By Kyle | April 14, 2017
I started at National Review on Monday, April 10, and spent the entire day getting hooked up with software systems. Then I leaped into action with….
a look at liberal fascism in Dave Eggers’ novel “The Circle,” the movie version of which stars Tom Hanks and Emma Watson and is coming in two weeks…..
an appreciation of Paul McCartney’s great 1989 album, “Flowers in the Dirt” on the occasion of its reissue….
a review of “The Lost City of Z,” a weird attempt to graft multicultural sensitivity concerns onto cannibalism…
an explanation why Netflix’s “The Crown” is a glorious defense of Burkina conservatism,
By Kyle | March 20, 2015
A listicle by me.
By Kyle | July 8, 2013
So Jennifer Lopez performed in Turkmenistan for a ruthless dictator who disappears political opponents and even sang “Happy Birthday” to him. Then she failed to apology or donate her fee to a worthy cause. More in my Sunday column.
By Kyle | February 3, 2013
In my Sunday column, I talk about my abiding love for the musical stylings of Mr. Barry Manilow.
By Kyle | June 25, 2012
George Will has the Beach Boys as avatars of freedom, of a glorious sunshine-y Reagan/Goldwater individualism that could not be farther from today’s California, which is more or less an organized conspiracy of the careless rich and the government-dependent poor, abetted by an influential middle of government workers….Michael Anton of the Claremont Review of Books has a wonderful long-ish essay about Brian Wilson, “Smile” and the politics of the Beach Boys. Says Anton:
Yet despite their incomprehensibility, the lyrics for Smile remain fresh because of the music’s optimism and exuberant innocence. That beneficent Southern California sun shines through in every word. Though penned in the mid ’60s, there is scarcely a trace of the America-bashing then sweeping the intellectual and artistic classes. The Boys—and especially Brian—certainly succumbed to the carnal temptations of the time. But they never bought into the dystopic New Left vision of “AmeriKKKa.” In 1983, President Reagan’s buffoonish Secretary of the Interior James Watt canceled a planned Beach Boys concert in Washington, claiming that the Boys drew “the wrong element.” Both the president and the vice president publicly demurred; Watt was forced to relent. President and Mrs. Reagan warmly received the Boys at the White House. They later performed—gratis—before more than half a million fans on the National Mall. Front man Mike Love described singing on the Fourth of July in the heart of the nation’s capital as the greatest moment of his life.

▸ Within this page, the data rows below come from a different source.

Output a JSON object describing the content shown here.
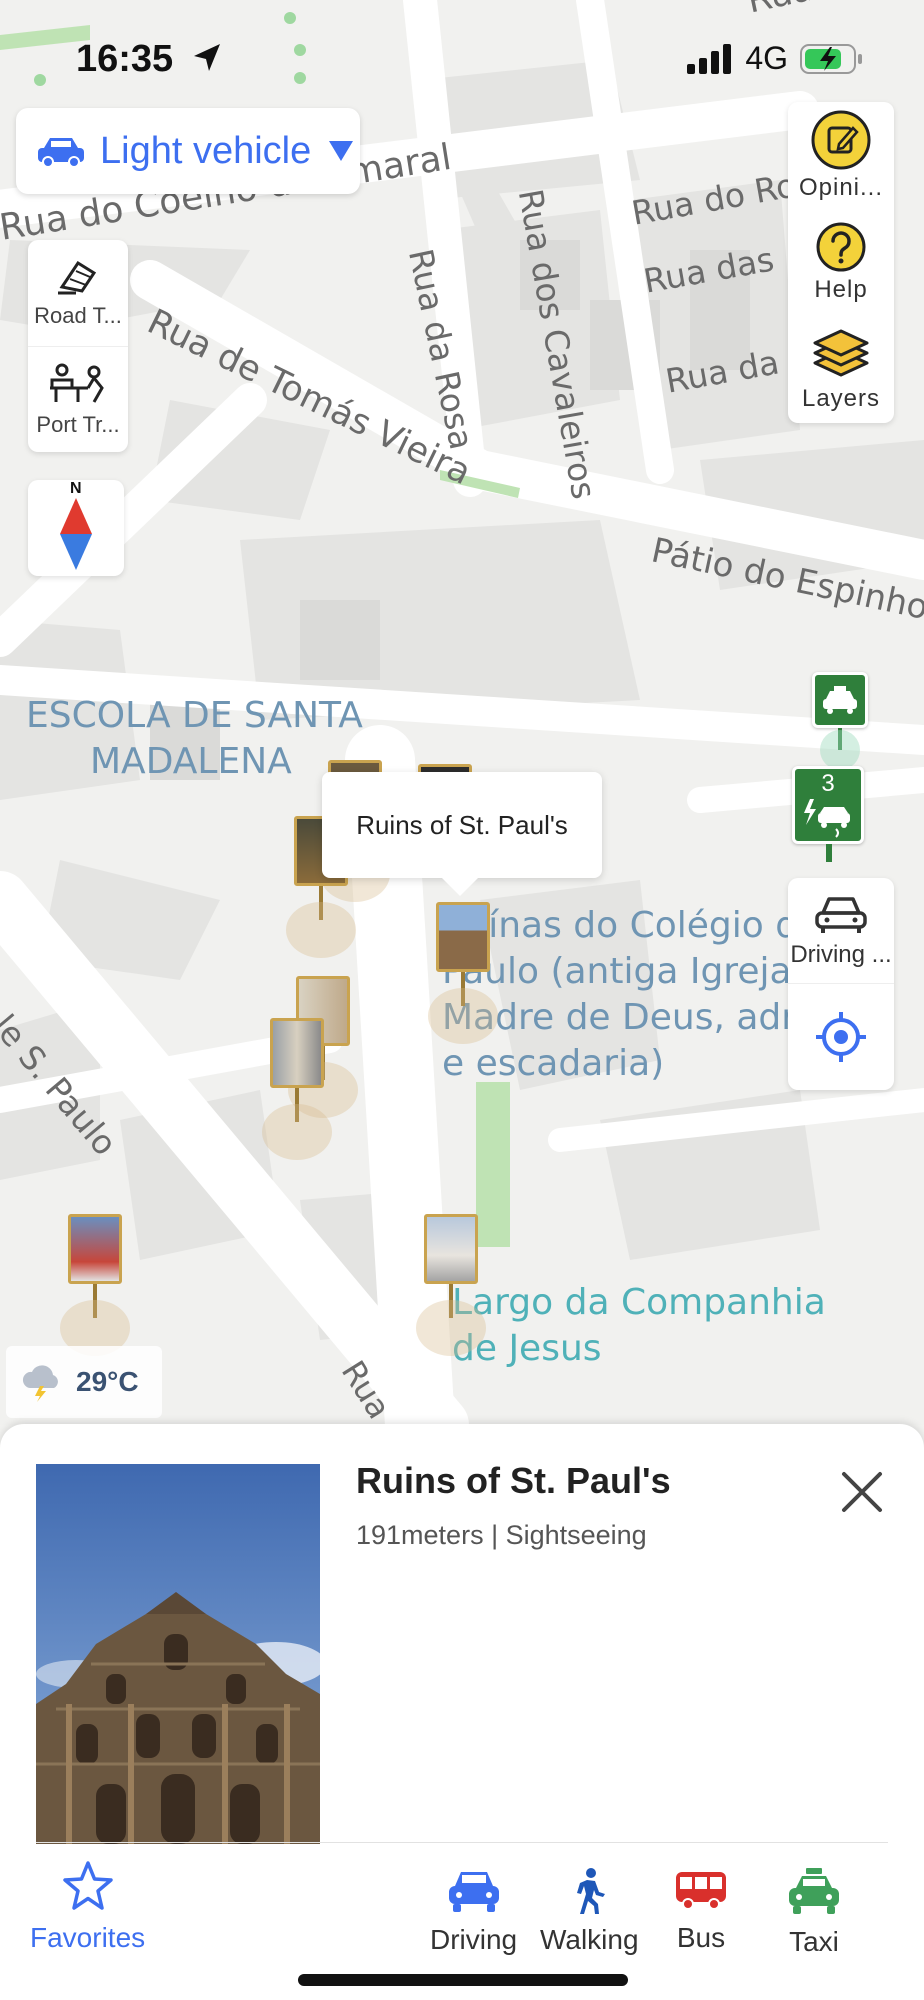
{
  "status_bar": {
    "time": "16:35",
    "network": "4G"
  },
  "vehicle_selector": {
    "label": "Light vehicle"
  },
  "left_tools": [
    {
      "label": "Road T..."
    },
    {
      "label": "Port Tr..."
    }
  ],
  "compass": {
    "north_label": "N"
  },
  "right_tools": [
    {
      "label": "Opini..."
    },
    {
      "label": "Help"
    },
    {
      "label": "Layers"
    }
  ],
  "map_labels": {
    "streets": {
      "coelho": "Rua do Coelho do Amaral",
      "tomas": "Rua de Tomás Vieira",
      "rosa": "Rua da Rosa",
      "cavaleiros": "Rua dos Cavaleiros",
      "rua_do_r": "Rua do Ro",
      "rua_das": "Rua das",
      "rua_da": "Rua da",
      "patio": "Pátio do Espinho",
      "s_paulo": "le S. Paulo",
      "rua_de": "Rua de",
      "top_rua": "Rua"
    },
    "pois": {
      "escola_line1": "ESCOLA DE SANTA",
      "escola_line2": "MADALENA",
      "ruinas_line1": "Ruínas do Colégio d",
      "ruinas_line2": "Paulo (antiga Igreja",
      "ruinas_line3": "Madre de Deus, adr",
      "ruinas_line4": "e escadaria)",
      "largo_line1": "Largo da Companhia",
      "largo_line2": "de Jesus"
    }
  },
  "callout": {
    "text": "Ruins of St. Paul's"
  },
  "charging_marker": {
    "count": "3"
  },
  "driving_panel": {
    "label": "Driving ..."
  },
  "weather": {
    "temperature": "29°C"
  },
  "place": {
    "title": "Ruins of St. Paul's",
    "subtitle": "191meters | Sightseeing"
  },
  "bottom_nav": {
    "favorites": "Favorites",
    "driving": "Driving",
    "walking": "Walking",
    "bus": "Bus",
    "taxi": "Taxi"
  },
  "colors": {
    "accent_blue": "#3d6ff0",
    "bus_red": "#d9302c",
    "taxi_green": "#3fa05a",
    "poi_teal": "#4fb1b8",
    "poi_blue": "#6f95b3"
  }
}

By Kyle | April 5, 2012
I don’t think it’ll work but someone is giving it a try. By the way: Has anyone ever noticed that despite the raging genius on side one, side two of the album is … not that great?
By Kyle | February 16, 2012

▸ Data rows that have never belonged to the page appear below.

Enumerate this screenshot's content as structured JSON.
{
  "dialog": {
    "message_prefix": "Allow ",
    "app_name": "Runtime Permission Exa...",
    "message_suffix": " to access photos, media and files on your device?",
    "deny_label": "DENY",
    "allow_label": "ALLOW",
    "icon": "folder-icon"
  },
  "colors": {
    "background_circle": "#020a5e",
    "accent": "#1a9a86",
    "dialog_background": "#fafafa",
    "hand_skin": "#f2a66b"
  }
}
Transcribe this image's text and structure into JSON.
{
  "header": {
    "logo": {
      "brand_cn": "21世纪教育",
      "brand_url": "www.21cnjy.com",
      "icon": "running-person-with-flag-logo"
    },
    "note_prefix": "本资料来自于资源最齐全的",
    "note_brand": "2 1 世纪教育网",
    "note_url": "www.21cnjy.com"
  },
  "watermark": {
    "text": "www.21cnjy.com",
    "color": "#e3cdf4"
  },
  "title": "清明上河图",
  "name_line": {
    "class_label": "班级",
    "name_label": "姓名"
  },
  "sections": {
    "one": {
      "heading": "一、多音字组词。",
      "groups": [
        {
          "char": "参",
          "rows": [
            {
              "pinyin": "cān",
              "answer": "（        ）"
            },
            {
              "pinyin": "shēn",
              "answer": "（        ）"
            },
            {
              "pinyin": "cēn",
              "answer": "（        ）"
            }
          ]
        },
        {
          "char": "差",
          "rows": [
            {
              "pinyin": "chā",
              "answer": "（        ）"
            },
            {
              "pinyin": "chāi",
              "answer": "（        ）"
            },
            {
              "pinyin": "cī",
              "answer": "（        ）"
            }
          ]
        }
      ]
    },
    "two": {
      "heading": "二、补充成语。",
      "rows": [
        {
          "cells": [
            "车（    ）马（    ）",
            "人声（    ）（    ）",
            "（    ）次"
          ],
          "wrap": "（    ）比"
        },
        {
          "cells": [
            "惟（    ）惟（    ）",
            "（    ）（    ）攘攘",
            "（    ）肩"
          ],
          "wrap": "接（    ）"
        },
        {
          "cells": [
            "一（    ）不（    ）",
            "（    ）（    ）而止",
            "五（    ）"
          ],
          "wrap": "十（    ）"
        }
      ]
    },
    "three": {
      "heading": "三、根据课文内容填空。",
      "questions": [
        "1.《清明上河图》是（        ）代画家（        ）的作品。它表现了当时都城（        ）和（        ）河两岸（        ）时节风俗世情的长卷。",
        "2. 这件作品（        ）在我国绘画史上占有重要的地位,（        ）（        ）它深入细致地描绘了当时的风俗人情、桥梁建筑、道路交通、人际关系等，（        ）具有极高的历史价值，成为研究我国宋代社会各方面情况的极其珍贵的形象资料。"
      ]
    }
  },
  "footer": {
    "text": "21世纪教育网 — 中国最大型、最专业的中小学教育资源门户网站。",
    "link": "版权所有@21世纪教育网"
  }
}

The ceremonies will be live-streamed. EW promises a live blog about it. And the slightly queasy feeling in my stomach grows. Ugh.
I’d be sympathetic to genuine displays of emotion, if there are to be any. The staged, publicity-seeking variety is kind of revolting.
By Kyle | February 13, 2012
The bizarrely festive atmosphere surrounding Whitney Houston’s death on Grammy weekend has me puzzled. This was the most successful female singer of the era, and a frequent presence on the Grammys. Did anyone consider postponing? Nah. Was there soul-searching, reflection on the excesses of the pop-star life, on the damage wrought by global fame at a young age, on the enabling that goes on around someone whose increasingly diva-ish and self-destructive behavior is shrugged off?
Much the opposite. The music industry seemed to revel in the spotlight being cast on it, with Whitney’s death merely the unfortunate inciting mechanism. The party went on in the very hotel where her body lay. Rihanna said, “Make some noise for Whitney!” as though applause and whoops were the appropriate reaction to a decades-premature demise. The Grammy ceremony itself included only perfunctory mentions of Houston. And everyone went on jamming and jiving and preening as usual.
What is wrong with these people?
By Kyle | February 2, 2012
By Kyle | December 15, 2011
It turns out not just anyone can promote a political speech at Zuccotti Park: pro-American rock band “Madison Rising” was denied a permit to perform on the same spot where Jackson Browne and Tom Morello of “Rage Against the Machine” played. Todd Seavey has more about what it’s like to rock hard while leaning right.